Syngenta Appeals Brazil Fine, Farm Still Occupied
BRAZIL: March 23, 2006
RIO DE JANEIRO, Brazil - Syngenta Seeds said on Wednesday it has appealed a fine of 1 million reais (US$462,000) set by Brazil's environmental agency for planting genetically modified crops too close to a national park.
A spokesman for the unit of Switzerland's Syngenta AG also said the company expected hundreds of farmers occupying its farm next to the Iguacu park since last week to leave Wednesday as a court order demands.
On Tuesday, the government's Ibama environmental agency fined Syngenta for having about 30 acres (12 hectares) of transgenic soy plantings in the parks' so-called "amortization zone." The plantings were about 4 miles (6 km) from the park, while the allowed distance is 6 miles (10 km).
Ibama also requested court permission to destroy the plantings in the forbidden area.
"Syngenta is already appealing against Ibama's decision. Consultations with lawyers showed that the definition of contention area around the park is not fixed, while Syngenta followed all the legal process correctly," the spokesman said.
The company has denied any illegal tests, saying it follows all regulations of the National Technical Commission for Biosecurity (CTNBio), which oversees GMO issues.
Some 600 activists from La Via Campesina (Peasant Way), an international group allied with Brazil's militant Landless Peasants' Movement, occupied Syngenta's Santa Teresa do Oeste farm in the southern Parana state to "denounce the illegal activity of experimenting with transgenic seeds in the area."
The act, which started eight days ago, coinicides with an international meeting on biodiversity this week in the same state. The meeting is discussing GMO biosecurity among other issues.
Syngenta last week obtained a court order giving the peasants five days to leave the farm.
"Today's the last day. The company expects a peaceful outcome with the justice's order being fulfilled," the spokesman said, adding that Syngenta employees had been barred from working at the farm, abandoning research.
"A lot of the research there is with conventional materials, a fruit of 20 years of work," he said.

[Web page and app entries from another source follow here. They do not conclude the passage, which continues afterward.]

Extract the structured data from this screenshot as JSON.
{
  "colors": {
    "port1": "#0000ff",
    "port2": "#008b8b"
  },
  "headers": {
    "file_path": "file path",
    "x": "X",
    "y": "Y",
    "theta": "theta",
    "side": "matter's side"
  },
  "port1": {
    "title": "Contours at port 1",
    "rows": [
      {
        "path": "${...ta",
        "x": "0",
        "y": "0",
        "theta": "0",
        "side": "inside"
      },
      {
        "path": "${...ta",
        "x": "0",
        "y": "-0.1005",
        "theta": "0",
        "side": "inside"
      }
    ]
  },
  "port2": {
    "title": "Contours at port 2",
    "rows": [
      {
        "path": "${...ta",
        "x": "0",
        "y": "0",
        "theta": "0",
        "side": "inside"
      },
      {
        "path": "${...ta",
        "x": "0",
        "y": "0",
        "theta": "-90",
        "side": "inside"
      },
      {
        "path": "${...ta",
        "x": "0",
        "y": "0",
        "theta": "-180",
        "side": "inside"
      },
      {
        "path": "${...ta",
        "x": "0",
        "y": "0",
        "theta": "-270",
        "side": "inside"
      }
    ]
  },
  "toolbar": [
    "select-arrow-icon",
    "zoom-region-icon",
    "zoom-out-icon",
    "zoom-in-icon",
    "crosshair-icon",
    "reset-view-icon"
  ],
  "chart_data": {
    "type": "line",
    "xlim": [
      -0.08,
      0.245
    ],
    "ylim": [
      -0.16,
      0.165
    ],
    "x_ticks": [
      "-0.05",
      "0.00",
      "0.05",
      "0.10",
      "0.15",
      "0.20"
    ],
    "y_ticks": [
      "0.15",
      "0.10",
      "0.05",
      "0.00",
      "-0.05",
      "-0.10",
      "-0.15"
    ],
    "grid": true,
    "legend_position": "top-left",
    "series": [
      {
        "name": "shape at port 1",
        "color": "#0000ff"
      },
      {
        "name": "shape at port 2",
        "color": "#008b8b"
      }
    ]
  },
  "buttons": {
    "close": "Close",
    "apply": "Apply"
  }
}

MST says the activists will not leave the farm as they want the authorities to confiscate it from Syngenta. Police, who normally have to intervene to fulfill court rulings in such cases, said they had not yet received any orders.
Land invasions are common in Brazil, mainly to demand that the government speed up the distribution of public land for settlement of poor peasants.
Earlier this month, activists in Rio Grande do Sul state ransacked a tree nursery of Brazilian pulp and paper company Aracruz, destroying part of a research lab.
Story by Andrei Khalip
Greenpeace reaction to Syngenta fine
March, 22 - 4:05 PM
Geneva. Greenpeace today welcomed the decision of the Brazilian Environment Protection Agency IBAMA to fine Swiss Agro-Biotech multinational Syngenta one million reais (386 000 euros) for conducting illegal field trials of GE soy in a buffer zone around the Iguacu Falls World Heritage Site.
The organization is confident that a judicial order for the destruction of the genetically engineered plants will also be issued in due time. IBAMA' s decision was announced today at the UN Convention on Biological Diversity (CBD) taking place in Curitiba, Brazil.
"This decision sounds a clear warning to agro-biotech firms intent on putting economic interests ahead of biosafety and enforces respect for biodiversity and protected areas," said Greenpeace International's Doreen Stabinsky from the field site.
"The announcement is right on the mark and makes a mockery of Syngenta's denial last week that it had acted illegally. It confirms the legitimacy and necessity of the occupation of the field by local peasants."
National law in Brazil expressly prohibits the planting of GMOs in conservation areas as well as buffer zones around those areas, based on the precautionary principle. Syngenta's GE soy field trials were found six kilometers from the park, however national law requires a buffer zone of at least ten kilometers.
Go to a Print friendly Page
Email this Article to a Friend
Back to the Archive